:: Work instruction ::
Reproduce the entries below in full and without error.

Dataset rows describing interfaces:
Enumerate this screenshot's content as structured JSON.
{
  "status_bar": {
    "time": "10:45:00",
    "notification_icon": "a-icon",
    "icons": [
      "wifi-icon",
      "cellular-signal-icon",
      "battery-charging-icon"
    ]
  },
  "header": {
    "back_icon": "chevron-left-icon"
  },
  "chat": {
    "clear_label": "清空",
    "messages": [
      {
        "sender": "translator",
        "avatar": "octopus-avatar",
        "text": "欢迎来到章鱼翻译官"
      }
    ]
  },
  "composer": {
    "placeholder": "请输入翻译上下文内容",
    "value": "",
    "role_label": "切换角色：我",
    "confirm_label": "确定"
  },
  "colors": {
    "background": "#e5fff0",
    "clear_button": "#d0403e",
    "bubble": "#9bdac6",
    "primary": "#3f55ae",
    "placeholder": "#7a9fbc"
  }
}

:: Exercise output ::
Enumerate this screenshot's content as structured JSON.
{
  "status_bar": {
    "time": "10:45:00",
    "notification_icon": "a-icon",
    "icons": [
      "wifi-icon",
      "cellular-signal-icon",
      "battery-charging-icon"
    ]
  },
  "header": {
    "back_icon": "chevron-left-icon"
  },
  "chat": {
    "clear_label": "清空",
    "messages": [
      {
        "sender": "translator",
        "avatar": "octopus-avatar",
        "text": "欢迎来到章鱼翻译官"
      }
    ]
  },
  "composer": {
    "placeholder": "请输入翻译上下文内容",
    "value": "",
    "role_label": "切换角色：我",
    "confirm_label": "确定"
  },
  "colors": {
    "background": "#e5fff0",
    "clear_button": "#d0403e",
    "bubble": "#9bdac6",
    "primary": "#3f55ae",
    "placeholder": "#7a9fbc"
  }
}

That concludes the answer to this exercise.